**Information provided:**

--- START ---

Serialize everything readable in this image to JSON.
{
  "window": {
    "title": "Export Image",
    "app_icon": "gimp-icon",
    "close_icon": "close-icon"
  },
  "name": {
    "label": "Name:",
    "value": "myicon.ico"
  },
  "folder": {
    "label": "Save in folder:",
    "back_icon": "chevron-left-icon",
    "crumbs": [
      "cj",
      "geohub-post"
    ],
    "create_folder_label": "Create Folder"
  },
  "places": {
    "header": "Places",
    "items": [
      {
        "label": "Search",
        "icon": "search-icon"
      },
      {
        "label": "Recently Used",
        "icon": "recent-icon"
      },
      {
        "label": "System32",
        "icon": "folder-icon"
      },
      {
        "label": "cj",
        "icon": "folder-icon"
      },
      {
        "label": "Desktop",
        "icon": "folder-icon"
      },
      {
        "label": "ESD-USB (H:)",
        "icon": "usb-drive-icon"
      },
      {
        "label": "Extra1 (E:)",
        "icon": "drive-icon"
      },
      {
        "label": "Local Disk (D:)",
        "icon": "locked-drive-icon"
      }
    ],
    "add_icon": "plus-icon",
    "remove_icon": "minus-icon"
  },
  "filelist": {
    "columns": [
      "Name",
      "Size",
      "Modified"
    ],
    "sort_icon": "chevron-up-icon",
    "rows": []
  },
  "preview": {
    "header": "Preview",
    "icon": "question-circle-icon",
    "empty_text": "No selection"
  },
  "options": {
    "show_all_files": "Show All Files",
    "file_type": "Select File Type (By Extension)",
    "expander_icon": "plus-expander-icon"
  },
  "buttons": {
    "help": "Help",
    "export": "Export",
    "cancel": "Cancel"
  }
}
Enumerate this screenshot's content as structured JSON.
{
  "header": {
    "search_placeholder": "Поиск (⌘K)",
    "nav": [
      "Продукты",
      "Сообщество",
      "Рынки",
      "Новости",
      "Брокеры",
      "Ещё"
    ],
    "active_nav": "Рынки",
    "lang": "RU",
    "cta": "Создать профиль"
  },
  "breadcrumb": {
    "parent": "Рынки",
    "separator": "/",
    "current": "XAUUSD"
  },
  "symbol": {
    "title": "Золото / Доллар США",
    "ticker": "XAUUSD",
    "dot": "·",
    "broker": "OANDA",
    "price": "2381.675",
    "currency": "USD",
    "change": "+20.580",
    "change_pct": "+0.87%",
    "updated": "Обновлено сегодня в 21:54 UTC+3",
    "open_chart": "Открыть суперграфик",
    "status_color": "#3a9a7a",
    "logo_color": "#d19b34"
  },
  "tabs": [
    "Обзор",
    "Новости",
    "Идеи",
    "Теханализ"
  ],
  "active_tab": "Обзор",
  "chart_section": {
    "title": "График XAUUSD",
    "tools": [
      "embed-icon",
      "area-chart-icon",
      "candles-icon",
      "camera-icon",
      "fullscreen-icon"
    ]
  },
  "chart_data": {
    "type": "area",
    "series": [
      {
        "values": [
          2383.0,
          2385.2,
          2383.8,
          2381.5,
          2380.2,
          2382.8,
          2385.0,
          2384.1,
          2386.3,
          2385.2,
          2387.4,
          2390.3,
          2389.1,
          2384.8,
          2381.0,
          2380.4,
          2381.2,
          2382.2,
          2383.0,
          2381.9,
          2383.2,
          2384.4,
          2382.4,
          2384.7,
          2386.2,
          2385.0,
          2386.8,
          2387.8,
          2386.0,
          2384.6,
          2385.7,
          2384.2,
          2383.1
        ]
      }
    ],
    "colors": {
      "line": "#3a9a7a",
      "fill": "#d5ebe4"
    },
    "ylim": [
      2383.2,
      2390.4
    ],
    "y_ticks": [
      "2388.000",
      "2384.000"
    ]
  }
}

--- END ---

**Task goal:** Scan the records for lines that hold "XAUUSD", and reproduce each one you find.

**Problem solution:**
    "current": "XAUUSD"
    "ticker": "XAUUSD",
    "title": "График XAUUSD",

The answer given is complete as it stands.